◆ **WHAT YOU WILL DO**
Every line from the one with "Transcribe this image's" through the final line of the entries below should be returned exactly; leave out all other lines.

Website and app data records:
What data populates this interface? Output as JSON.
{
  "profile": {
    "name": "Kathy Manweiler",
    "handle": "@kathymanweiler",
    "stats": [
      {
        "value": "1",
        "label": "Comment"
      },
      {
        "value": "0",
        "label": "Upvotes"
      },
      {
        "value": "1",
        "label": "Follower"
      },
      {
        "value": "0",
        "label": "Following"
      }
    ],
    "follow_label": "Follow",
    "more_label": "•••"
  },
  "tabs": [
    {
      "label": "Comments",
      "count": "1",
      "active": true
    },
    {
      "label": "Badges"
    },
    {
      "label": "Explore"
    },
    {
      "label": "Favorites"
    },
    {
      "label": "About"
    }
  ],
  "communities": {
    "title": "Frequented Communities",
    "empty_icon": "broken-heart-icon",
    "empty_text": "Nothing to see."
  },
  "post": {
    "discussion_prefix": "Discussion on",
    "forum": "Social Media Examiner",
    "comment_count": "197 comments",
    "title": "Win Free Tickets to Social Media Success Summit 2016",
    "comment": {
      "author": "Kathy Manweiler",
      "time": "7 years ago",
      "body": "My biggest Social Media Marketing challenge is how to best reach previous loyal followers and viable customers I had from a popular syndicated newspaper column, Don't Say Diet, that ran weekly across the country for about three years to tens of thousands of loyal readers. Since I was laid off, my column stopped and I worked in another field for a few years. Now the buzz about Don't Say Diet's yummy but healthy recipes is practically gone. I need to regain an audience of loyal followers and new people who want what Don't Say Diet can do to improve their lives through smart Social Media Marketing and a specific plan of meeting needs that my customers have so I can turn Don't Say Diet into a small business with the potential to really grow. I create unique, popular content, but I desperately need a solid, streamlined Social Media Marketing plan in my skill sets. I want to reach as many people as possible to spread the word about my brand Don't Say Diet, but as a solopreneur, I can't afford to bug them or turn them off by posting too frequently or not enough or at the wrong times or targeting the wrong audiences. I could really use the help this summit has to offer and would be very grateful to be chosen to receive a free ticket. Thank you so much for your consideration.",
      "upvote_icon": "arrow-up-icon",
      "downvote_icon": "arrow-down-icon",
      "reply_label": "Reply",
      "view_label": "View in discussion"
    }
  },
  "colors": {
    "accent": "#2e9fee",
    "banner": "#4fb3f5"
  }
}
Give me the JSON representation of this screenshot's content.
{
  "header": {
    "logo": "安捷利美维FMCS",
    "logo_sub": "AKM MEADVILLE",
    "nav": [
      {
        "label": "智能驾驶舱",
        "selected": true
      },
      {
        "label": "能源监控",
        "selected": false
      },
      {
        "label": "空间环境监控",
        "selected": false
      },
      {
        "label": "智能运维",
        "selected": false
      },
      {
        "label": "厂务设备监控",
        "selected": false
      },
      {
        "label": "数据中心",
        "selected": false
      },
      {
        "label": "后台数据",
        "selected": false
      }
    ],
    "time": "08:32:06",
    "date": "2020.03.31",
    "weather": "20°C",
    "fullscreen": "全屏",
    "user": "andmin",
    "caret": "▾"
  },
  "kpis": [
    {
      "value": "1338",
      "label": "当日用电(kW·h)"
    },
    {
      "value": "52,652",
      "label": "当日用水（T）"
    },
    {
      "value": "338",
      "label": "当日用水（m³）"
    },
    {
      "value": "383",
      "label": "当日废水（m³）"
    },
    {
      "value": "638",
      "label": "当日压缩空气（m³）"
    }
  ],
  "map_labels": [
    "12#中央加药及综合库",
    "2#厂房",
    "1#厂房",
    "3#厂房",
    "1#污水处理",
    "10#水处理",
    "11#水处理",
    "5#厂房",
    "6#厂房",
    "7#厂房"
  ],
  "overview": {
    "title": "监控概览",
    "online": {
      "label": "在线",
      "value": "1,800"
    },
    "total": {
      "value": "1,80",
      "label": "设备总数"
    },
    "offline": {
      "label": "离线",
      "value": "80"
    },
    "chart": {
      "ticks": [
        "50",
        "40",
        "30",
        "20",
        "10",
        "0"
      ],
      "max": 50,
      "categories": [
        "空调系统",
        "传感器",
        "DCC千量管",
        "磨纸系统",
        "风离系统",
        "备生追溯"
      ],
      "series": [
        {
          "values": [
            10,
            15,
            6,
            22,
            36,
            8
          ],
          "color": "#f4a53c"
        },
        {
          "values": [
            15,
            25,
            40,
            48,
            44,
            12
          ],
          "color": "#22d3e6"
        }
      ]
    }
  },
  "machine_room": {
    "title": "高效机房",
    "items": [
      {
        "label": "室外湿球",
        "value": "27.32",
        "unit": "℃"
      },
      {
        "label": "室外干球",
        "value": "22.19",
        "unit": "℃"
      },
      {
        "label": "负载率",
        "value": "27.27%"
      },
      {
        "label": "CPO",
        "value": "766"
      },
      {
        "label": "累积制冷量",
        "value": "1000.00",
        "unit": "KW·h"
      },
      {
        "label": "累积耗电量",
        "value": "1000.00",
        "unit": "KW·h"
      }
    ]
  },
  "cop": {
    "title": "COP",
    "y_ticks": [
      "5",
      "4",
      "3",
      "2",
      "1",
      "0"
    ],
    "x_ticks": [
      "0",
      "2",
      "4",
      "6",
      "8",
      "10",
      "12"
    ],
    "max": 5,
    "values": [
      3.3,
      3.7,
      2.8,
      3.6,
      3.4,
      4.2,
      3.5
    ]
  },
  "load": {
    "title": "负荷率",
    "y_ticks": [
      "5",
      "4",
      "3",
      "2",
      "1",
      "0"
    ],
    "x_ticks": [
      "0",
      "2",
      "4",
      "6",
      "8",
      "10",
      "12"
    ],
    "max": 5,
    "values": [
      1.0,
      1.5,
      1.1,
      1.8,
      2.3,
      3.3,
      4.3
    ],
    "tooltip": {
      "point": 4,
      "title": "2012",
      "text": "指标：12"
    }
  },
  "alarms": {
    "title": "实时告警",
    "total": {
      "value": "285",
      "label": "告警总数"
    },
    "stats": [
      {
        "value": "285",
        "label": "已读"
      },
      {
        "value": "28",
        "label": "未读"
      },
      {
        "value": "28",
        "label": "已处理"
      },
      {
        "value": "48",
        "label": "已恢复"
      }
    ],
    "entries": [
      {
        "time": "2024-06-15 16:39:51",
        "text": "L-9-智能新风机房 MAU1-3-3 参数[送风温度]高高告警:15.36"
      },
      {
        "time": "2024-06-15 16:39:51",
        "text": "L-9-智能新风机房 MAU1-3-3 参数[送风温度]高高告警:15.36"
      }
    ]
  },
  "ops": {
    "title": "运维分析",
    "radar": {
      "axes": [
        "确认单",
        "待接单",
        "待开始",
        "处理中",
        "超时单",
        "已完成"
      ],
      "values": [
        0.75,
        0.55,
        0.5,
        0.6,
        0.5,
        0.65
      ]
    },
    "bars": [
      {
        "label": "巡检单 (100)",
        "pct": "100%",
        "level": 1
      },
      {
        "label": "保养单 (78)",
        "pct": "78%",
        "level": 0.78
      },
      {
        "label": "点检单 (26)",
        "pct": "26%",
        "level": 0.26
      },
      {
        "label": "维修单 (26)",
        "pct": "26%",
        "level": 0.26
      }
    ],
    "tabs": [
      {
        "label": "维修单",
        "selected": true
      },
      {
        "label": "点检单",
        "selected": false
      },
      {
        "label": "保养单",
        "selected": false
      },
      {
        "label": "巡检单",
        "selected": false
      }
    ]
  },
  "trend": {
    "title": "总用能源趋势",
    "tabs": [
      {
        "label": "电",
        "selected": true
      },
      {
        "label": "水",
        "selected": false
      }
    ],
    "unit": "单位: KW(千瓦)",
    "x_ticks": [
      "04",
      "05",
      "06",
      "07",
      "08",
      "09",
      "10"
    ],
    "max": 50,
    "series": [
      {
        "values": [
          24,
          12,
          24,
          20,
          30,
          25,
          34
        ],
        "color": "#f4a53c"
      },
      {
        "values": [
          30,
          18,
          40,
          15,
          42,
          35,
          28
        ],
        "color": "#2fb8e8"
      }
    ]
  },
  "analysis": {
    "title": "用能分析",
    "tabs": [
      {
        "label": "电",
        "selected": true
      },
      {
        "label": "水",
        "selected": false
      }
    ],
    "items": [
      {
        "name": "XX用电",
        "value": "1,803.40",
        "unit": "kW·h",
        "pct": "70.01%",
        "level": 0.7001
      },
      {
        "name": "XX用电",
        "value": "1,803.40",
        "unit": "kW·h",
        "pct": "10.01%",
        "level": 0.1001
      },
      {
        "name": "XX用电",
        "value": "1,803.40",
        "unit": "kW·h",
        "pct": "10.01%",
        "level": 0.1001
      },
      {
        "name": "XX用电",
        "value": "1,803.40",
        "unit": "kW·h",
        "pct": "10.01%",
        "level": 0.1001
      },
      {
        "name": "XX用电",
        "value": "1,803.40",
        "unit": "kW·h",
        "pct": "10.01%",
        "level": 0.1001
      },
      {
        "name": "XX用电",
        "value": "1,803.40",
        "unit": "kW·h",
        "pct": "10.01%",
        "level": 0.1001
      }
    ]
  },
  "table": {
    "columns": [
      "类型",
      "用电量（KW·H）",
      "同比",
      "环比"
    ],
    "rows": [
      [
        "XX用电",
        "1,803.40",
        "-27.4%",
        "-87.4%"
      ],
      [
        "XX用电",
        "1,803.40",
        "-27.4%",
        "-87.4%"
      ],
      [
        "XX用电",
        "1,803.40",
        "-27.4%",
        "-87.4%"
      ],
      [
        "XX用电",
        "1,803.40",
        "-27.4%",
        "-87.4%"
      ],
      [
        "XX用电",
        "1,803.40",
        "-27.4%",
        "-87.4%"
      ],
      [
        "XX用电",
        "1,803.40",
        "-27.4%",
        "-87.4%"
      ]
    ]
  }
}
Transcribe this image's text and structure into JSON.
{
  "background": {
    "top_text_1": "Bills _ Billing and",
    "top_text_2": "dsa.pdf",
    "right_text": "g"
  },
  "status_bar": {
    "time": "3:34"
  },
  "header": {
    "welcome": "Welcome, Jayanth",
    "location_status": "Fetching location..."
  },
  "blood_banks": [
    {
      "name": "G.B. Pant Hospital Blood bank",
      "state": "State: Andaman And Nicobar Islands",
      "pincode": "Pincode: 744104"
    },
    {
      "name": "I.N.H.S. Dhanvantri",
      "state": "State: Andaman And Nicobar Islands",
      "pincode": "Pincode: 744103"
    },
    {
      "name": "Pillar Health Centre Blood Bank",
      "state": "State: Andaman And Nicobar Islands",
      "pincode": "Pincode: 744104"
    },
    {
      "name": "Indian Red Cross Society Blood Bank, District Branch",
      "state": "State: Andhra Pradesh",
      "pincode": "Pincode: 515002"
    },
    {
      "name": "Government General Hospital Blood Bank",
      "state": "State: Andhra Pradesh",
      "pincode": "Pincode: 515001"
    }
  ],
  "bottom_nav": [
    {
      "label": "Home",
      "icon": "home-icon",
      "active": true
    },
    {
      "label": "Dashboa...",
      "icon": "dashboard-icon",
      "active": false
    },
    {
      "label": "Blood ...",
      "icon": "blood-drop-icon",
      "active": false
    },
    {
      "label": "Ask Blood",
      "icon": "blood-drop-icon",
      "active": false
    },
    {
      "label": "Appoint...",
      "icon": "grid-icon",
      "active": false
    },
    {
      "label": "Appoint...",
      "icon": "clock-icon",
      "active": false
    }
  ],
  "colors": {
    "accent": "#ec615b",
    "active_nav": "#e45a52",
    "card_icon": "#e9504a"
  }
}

◆ **ANSWER BELOW**
Transcribe this image's text and structure into JSON.
{
  "background": {
    "top_text_1": "Bills _ Billing and",
    "top_text_2": "dsa.pdf",
    "right_text": "g"
  },
  "status_bar": {
    "time": "3:34"
  },
  "header": {
    "welcome": "Welcome, Jayanth",
    "location_status": "Fetching location..."
  },
  "blood_banks": [
    {
      "name": "G.B. Pant Hospital Blood bank",
      "state": "State: Andaman And Nicobar Islands",
      "pincode": "Pincode: 744104"
    },
    {
      "name": "I.N.H.S. Dhanvantri",
      "state": "State: Andaman And Nicobar Islands",
      "pincode": "Pincode: 744103"
    },
    {
      "name": "Pillar Health Centre Blood Bank",
      "state": "State: Andaman And Nicobar Islands",
      "pincode": "Pincode: 744104"
    },
    {
      "name": "Indian Red Cross Society Blood Bank, District Branch",
      "state": "State: Andhra Pradesh",
      "pincode": "Pincode: 515002"
    },
    {
      "name": "Government General Hospital Blood Bank",
      "state": "State: Andhra Pradesh",
      "pincode": "Pincode: 515001"
    }
  ],
  "bottom_nav": [
    {
      "label": "Home",
      "icon": "home-icon",
      "active": true
    },
    {
      "label": "Dashboa...",
      "icon": "dashboard-icon",
      "active": false
    },
    {
      "label": "Blood ...",
      "icon": "blood-drop-icon",
      "active": false
    },
    {
      "label": "Ask Blood",
      "icon": "blood-drop-icon",
      "active": false
    },
    {
      "label": "Appoint...",
      "icon": "grid-icon",
      "active": false
    },
    {
      "label": "Appoint...",
      "icon": "clock-icon",
      "active": false
    }
  ],
  "colors": {
    "accent": "#ec615b",
    "active_nav": "#e45a52",
    "card_icon": "#e9504a"
  }
}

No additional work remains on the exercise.